"In both countries, this outbound travel growth is driven by tier 2 and 3 middle-income households and millennial travellers rather than higher-income groups. Both Chinese and Indian tourists prefer group and family travel, especially from second, third and fourth-tier cities and regions," adds Voivenel.

Most tourists are coming from China's tier 2 and 3 cities such as Yinchuan, Zhengzhou, Hangzhou, Chengdu, Nanging, Tianjin, Daqing, Weifang, Changzhou, Zibo, Zhuzhou and others. From India, more tourists are flocking to this region from South, North and Western cities such as Kochi, Ahmedabad, Chandigarh and Mangalore, etc.

The growing middle class and cheaper flight options are transforming the outbound travel landscape for these nations. They prefer more affordable hotels and alternative accommodation with lifestyle experiences as compared to luxury and indulgence. This requires a new approach to hotel concepts, layouts and facilities.

According to STR data, 98 properties with 29,599 rooms are in the pipeline, adding 25,470 keys between 2018 and 2020 in Dubai and Abu Dhabi. This includes properties in the midscale, upper midscale, upscale and luxury segment, which would be most akin to 3, 4 and 5-star properties.

Alex Anstett, marketing content executive, STR, says that for Dubai, mid-tier properties have been coming online in recent years compared to a previous period when the market was more represented by the luxury and upper-tier hotels.

"This change in the market landscape is making it more affordable for travellers on different budgets, but there is a high amount of supply coming across the board. Despite this high rate of supply growth, all Dubai hotel classes have continued to see demand growth, which is likely being driven by the market's continued development of new attractions as well as the more affordable price spectrum," Anstett adds.
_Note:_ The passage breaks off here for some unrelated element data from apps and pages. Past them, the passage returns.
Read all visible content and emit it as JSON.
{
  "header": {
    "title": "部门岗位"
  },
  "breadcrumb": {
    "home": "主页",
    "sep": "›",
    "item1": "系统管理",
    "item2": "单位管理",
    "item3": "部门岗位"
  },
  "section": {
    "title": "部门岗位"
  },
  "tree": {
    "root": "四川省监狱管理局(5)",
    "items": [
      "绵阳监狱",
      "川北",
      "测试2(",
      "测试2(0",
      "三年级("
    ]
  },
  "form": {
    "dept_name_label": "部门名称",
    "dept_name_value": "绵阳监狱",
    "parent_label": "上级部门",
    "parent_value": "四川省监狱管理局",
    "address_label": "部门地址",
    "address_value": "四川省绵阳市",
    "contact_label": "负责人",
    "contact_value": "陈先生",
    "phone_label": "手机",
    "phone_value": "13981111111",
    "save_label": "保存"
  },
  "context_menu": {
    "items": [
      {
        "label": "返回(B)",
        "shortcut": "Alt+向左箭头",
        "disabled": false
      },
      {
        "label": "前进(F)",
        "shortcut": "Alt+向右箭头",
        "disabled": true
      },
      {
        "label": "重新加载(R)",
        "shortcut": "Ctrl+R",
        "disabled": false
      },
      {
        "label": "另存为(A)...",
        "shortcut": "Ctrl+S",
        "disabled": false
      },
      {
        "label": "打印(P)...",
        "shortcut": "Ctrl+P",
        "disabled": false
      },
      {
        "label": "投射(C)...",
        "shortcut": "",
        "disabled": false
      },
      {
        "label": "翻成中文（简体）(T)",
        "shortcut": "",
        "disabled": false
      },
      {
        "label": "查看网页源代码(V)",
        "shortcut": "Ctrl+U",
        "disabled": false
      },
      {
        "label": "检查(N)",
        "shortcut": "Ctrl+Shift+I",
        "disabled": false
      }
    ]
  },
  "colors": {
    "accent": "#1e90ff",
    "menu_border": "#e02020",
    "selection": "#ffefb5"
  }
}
Emiel Van Dijk, general manager of Swissotel Al Ghurair, says the tourism sector is expected to generate demand in the run-up to Expo 2020. Dubai needs to add 40,000 hotel rooms to its existing inventory of 107,000 guest rooms and hotel apartments.

"The current situation is dominated by a lot of new hotel construction and supply that will cater to the future demand," says Van Dijk.

He adds that the UAE tourism industry is healthy and vibrant. "It is still evolving, although the hotel industry in Dubai has matured a lot. Some markets, such as Ajman, Fujairah and Umm Al Quwain are developing, while the tourism sector in Abu Dhabi, Dubai, Ras Al Khaimah and Sharjah have matured quite a lot," he adds.

The region's travel segment will benefit from the wider tourism objectives and vision of the government, such as Dubai's Tourism Vision 2020, an ambitious roadmap to double annual visitors from 10 million in 2010 to 20 million in 2020.

Average length of stay rises
Van Dijk believes these initiatives will result in an increase in demand from the family travel sector as new theme parks and family attractions open in the region, in addition to an increase in high-end business and Meetings, Incentives, Conference and Exhibitions (MICE) bookings.

"While the country as a whole has a lot to offer for a tourist for at least a week's stay, it could add a lot more attractions, especially in the mountainous regions as well as sustainable tourism projects and development of more beach properties," he adds.

He points out that the average length of stay has increased in the past few years.

"The fastest growing group are those staying between six to eight nights. Dubai has seen an increase in long stays by 28 per cent than the year before. These findings show significant progress in the UAE's attractiveness as a destination," he concludes.

Khaleej Times Contribution Time: 29-Aug-2018 03:46 (GMT)
Khaleej Times Last Update Time: 29-Aug-2018 03:46 (GMT)